Synopses & Reviews
One of the shortest plays in Greek drama, The Children of Herakles
offers enough action for two or three plays of normal length. But this very richness and complexity have made the play elusive, subject to dismissive readings, and extraordinarily difficult to translate; in consequence, it has suffered from neglect over the ages. This vibrant new translation makes clear that The Children of Herakles
is actually a wonderfully well-crafted work of art, a play offering a wealth of rewards to the modern reader.
It is a play about war and the effects of war within the state. Herakles, the legendary hero cursed from birth, was never permitted a triumphant homecoming. Here, his descendants continue the effort to return home, seeking asylum from the persecution of the king who had imposed on Herakles the famous twelve labors.
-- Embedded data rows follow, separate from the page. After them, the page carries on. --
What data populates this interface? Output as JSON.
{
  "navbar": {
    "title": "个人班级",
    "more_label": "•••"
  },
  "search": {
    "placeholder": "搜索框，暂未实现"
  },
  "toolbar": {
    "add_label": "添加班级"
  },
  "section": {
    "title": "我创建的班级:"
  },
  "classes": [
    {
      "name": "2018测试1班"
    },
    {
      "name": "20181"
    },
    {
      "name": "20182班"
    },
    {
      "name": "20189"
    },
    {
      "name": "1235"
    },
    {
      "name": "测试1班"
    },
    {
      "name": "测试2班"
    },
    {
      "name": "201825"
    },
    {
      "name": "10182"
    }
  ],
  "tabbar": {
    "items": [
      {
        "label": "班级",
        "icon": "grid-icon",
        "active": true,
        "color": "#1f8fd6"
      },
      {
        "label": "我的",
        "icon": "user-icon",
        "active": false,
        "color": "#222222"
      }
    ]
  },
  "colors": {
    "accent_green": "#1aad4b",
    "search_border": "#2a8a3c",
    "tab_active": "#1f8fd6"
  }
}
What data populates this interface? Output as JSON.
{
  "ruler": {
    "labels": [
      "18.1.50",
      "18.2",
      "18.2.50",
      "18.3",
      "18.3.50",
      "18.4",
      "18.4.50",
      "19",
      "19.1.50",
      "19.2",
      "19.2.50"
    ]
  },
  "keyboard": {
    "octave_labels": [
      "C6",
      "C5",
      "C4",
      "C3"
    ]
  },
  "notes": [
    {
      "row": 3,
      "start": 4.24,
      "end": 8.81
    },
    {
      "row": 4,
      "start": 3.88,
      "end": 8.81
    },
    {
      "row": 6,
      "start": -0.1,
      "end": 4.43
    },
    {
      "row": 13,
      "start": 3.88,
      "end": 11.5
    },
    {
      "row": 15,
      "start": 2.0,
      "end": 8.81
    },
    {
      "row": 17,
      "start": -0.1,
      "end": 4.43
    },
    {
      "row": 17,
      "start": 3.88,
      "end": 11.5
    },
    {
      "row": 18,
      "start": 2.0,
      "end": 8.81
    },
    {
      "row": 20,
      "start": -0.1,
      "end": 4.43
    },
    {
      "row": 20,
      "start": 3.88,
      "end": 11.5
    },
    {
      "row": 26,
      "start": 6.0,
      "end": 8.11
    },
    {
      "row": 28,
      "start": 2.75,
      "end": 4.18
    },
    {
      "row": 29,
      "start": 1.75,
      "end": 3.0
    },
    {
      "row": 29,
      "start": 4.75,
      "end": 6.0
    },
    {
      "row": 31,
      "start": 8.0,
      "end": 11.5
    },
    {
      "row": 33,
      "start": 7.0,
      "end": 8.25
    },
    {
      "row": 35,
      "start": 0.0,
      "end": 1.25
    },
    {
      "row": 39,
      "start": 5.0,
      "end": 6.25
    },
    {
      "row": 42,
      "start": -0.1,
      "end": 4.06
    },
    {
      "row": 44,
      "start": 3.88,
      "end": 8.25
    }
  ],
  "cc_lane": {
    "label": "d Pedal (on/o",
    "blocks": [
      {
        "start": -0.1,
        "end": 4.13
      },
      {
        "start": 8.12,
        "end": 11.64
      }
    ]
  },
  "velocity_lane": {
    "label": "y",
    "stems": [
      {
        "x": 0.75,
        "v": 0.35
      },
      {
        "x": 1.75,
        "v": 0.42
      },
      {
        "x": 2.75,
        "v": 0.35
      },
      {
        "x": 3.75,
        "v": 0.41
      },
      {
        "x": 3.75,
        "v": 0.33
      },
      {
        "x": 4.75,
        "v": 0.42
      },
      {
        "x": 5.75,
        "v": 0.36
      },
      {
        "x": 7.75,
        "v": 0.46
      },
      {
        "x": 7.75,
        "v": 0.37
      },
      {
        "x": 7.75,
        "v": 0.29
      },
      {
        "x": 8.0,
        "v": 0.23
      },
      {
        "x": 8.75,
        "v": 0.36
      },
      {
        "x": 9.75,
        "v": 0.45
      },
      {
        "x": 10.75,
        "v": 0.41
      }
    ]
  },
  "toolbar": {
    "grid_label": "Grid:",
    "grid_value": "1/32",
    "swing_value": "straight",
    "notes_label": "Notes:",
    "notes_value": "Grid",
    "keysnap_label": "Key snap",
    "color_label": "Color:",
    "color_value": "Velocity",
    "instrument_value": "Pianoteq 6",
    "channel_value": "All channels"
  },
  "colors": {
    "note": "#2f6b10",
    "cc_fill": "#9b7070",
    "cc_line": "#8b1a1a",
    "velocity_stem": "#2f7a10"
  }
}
While it pursues concepts of deep moral grandeur, it ends with a denouement of astonishing physical and ethical brutality, and affords Euripides a severe comment on what he believed was the decline of the Athenian character.
About the Author
is a poet and Professor of Literature at the American University in Washington, D.C.
The late obert A. Brooks was a poet and author of the critical study Ennius and Roman Tragedy. He was also translator of Persius' satires.